Australia’s Michael Matthews won the third stage of the Tour of Utah on Thursday, while Christian Vandevelde retained the overall lead.
Matthews reckoned that a shorter course with fewer climbs compared with what he would face later in the week gave him a decent chance at a stage victory. His goal was simply to survive as long as he could and be in the mix at the finish line.
“I can climb OK, but not if they go really fast up there on long climbs,” Matthews said. “Today, I just wanted to survive and see what I had left for the finish if I was still there.”
Matthews broke away from the pack twice, emerging first from the peloton in the final sprint over the last 10km. He finished the 137.1km stage from Ogden that featured 2.6km of vertical climbs in 3 hours, 24 minutes, 7 seconds. Swiss rider Michael Schar was second, and Brent Bookwalter finished third for the second time in three days.
Vandevelde had a cumulative time of 9:12.23. Thomas Danielson was second and David Zabriskie third — both with the same time as Vandevelde. Fourth-place Peter Stetina was 30 seconds back with three stages remaining.
Matthews and four other riders broke away from the peloton early. Matthews stayed ahead for much of the stage before fading on the final climb.
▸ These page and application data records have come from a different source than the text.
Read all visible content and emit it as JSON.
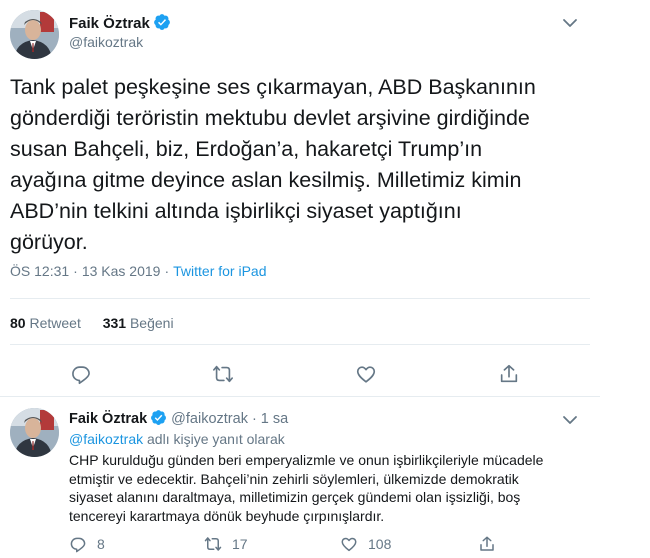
{
  "main_tweet": {
    "author_name": "Faik Öztrak",
    "author_handle": "@faikoztrak",
    "text_lines": [
      "Tank palet peşkeşine ses çıkarmayan, ABD Başkanının",
      "gönderdiği teröristin mektubu devlet arşivine girdiğinde",
      "susan Bahçeli, biz, Erdoğan’a,  hakaretçi Trump’ın",
      "ayağına gitme deyince aslan kesilmiş. Milletimiz kimin",
      "ABD’nin telkini altında işbirlikçi siyaset yaptığını",
      "görüyor."
    ],
    "time": "ÖS 12:31",
    "date": "13 Kas 2019",
    "separator": "·",
    "source": "Twitter for iPad",
    "retweet_count": "80",
    "retweet_label": "Retweet",
    "like_count": "331",
    "like_label": "Beğeni"
  },
  "reply_tweet": {
    "author_name": "Faik Öztrak",
    "author_handle": "@faikoztrak",
    "separator": "·",
    "time_ago": "1 sa",
    "replying_to_mention": "@faikoztrak",
    "replying_to_suffix": "adlı kişiye yanıt olarak",
    "text_lines": [
      "CHP kurulduğu günden beri emperyalizmle ve onun işbirlikçileriyle mücadele",
      "etmiştir ve edecektir. Bahçeli’nin zehirli söylemleri, ülkemizde demokratik",
      "siyaset alanını daraltmaya, milletimizin gerçek gündemi olan işsizliği, boş",
      "tencereyi karartmaya dönük beyhude çırpınışlardır."
    ],
    "reply_count": "8",
    "retweet_count": "17",
    "like_count": "108"
  },
  "icons": {
    "verified": "verified-badge-icon",
    "caret": "chevron-down-icon",
    "reply": "reply-icon",
    "retweet": "retweet-icon",
    "like": "heart-icon",
    "share": "share-icon"
  },
  "colors": {
    "text_primary": "#14171a",
    "text_secondary": "#657786",
    "link": "#1b95e0",
    "verified": "#1da1f2",
    "divider": "#e6ecf0"
  }
}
However, Matthews recovered enough to work his way back to the front of the pack.
“We saved a lot of energy by being in the front rather than back in the peloton with their surging and stopping and attacking each other,” Matthews said. “It was a good tactical decision for us.”
Once he had an outside position near the front, Matthews made a charge on the final descent into Salt Lake City and barely beat Schar and Bookwalter across the finish line.
The fourth stage yesterday was a 214.7km leg from Lehi to Energy Solutions Arena in Salt Lake City.
Germany’s Marcel Kittel of the Argos team won Thursday’s fourth stage of the Eneco Tour of the Low Countries, edging Belgium’s Juergen Roelandts and Italy’s Giacomo Nizzolo.
Kittel triumphed after winning a bunched sprint to land his second stage win of the edition following a 213km ride from Heers in Belgium to Bergen-op-Zoom in the Netherlands.
Belgium’s Tom Boonen of Omega Pharma took the leader’s jersey from compatriot Jens Keukeleire of Orica-GreenEdge.
“It was very hard — at 800m from the line, I was still in fifteenth position,” said Kittel, 24. “Then Tom Veelers and John Degenkolb brought me forward. At 500m, I even had a short moment to rest. I don’t know how they exactly did that, but it was fantastic.”